Consider the extraordinary array of drone capabilities that Beijing deployed recently to contain a raging wildfire near Chongqing, southwest China’s largest city. The blaze raged through the mountainous forests surrounding the city, placing its 31 million residents – and numerous high-rise office and apartment complex – at risk. But China reacted quickly, sending a veritable swarm of unmanned aerial vehicles out to fight the blaze on several levels. Specially-equipped surveillance drones flew into the thick of the fire yielding critical data on its speed and likely trajectory, allowing firefighters to plan and target their response within hours. Other drones began seeding the clouds above the fire with special chemicals to stimulate artificial rainfall, which helped limit the size and scope of the blaze. Cargo drones, meanwhile, delivered food and water and other critical supplies to firefighters on the front lines, allowing them to work in continuous cycles.
China’s call for help was also answered by local residents. Thousands of civilian volunteers suddenly appeared out of nowhere to assist the official effort. They included hundreds of local residents that agreed to chop trees to create firebreaks and dozens of off-road mountain bikers that delivered supplies to the most remote and inaccessible areas high above the city. Thanks to these combined efforts, China managed to contain a terrifying blaze within weeks, averting a potentially much larger human disaster.
The conditions that set off the Chongqing tinderbox – weeks of extreme heat coupled with a severe drought – are the same ones fueling escalating wildfires in California and other parts of the West, most recently, near Mount Helena in Montana and Mount McKinney in California. But despite pressure from various stakeholders in industry and government, and among private citizens, drones have largely been sidelined – at least officially – from firefighting to date. The reason? Entrenched opposition from bureaucrats at the state and federal level, including from the Federal Aviation Administration (FAA), who are resistant to technological innovation in firefighting and who insist on maintaining existing firefighting protocols, however ineffective.

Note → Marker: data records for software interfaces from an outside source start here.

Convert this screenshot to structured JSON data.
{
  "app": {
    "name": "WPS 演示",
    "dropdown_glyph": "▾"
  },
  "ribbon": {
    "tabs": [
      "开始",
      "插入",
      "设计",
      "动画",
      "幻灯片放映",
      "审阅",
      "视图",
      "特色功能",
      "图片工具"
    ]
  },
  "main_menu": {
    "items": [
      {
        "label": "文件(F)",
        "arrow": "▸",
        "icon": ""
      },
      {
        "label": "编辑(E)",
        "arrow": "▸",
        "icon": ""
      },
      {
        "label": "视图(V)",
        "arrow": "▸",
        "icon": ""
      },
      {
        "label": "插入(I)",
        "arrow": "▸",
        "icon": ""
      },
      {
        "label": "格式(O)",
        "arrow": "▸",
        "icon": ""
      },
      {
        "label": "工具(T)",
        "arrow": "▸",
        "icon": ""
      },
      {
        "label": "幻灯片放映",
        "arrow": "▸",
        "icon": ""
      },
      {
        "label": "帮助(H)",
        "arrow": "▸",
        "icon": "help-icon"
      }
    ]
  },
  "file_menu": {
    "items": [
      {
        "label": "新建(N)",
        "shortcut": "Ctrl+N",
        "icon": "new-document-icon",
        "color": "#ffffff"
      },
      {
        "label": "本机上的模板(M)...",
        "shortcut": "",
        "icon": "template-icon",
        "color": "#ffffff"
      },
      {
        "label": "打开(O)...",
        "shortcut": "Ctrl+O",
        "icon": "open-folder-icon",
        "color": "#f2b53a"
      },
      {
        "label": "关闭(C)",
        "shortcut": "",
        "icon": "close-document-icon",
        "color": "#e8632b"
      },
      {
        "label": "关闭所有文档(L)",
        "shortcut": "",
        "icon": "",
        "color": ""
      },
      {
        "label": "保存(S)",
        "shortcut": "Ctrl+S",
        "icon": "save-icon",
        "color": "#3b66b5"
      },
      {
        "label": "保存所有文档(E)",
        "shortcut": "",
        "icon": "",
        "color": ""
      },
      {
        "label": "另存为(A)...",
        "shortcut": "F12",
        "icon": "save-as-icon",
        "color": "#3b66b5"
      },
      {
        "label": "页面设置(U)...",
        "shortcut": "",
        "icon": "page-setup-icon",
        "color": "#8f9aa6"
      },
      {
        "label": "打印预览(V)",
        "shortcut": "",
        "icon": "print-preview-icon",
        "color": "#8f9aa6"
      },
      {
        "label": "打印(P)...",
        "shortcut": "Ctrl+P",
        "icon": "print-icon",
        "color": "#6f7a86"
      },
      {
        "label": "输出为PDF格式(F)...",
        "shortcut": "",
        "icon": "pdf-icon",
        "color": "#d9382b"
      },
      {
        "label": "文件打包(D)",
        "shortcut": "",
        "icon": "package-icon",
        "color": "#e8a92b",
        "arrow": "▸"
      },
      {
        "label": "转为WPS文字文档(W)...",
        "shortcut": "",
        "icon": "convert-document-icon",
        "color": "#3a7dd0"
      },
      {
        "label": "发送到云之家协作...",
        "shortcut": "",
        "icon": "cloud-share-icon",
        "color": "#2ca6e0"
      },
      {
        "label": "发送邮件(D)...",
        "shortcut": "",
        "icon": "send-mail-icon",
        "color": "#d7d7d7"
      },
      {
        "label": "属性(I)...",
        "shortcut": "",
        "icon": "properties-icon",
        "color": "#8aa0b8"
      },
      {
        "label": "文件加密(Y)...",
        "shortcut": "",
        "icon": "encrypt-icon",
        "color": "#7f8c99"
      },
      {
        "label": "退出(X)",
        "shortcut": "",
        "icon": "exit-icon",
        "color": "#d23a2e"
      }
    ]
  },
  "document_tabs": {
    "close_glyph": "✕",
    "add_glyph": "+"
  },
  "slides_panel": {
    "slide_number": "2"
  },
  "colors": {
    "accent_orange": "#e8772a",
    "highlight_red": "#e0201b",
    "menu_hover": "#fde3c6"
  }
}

It hasn’t helped, perhaps, that some private drone hobbyists, as well as members of the news media, insist on flying their drones near some of the latest raging wildfires, which can complicate the work of manned firefighting crews. Under current FAA regulations, the presence of other aircraft in airspace occupied by helicopters and even ground personnel can trigger an automatic suspension of the official firefighting effort. These intrusions have grown so frequent and annoying (as witnessed by the latest controversy at Mount Helena) that the FAA last year issued a blistering public statement calling drones and firefighting a “toxic mix,” apparently nixing the possibility that drones in some capacity – and under official government control – might one day be effectively incorporated rather than shunted aside.
Some American drone manufacturers and researchers are stepping into the void anyway. Drone Amplified, based in Omaha, Nebraska, manufactures ignition systems that attach to drones and that can be used to start controlled burns to establish firebreaks to stop advancing wildfires. Other companies are developing ways to collect real-time surveillance data using heat-resistant drones that can be sent into the heart of a raging blaze – much as China did at Chongqing. “We’re moving into an environment where every firefighter needs some drone really close by,” Drone Amplified’s CEO told the Daily Beast recently. Still, without a loosening of current regulatory restrictions, real progress on the American side will likely remain slow.
China already dominates the global drone market – with 75% of world drone sales deriving from its dazzling DJI drone. Beijing is also surging ahead with a new array of armed drones for conventional ground combat as well as intelligence-gathering space-based drones. And now Beijing is assuming the lead in drone-based firefighting, leaving many other nations, including the United States, further and further behind.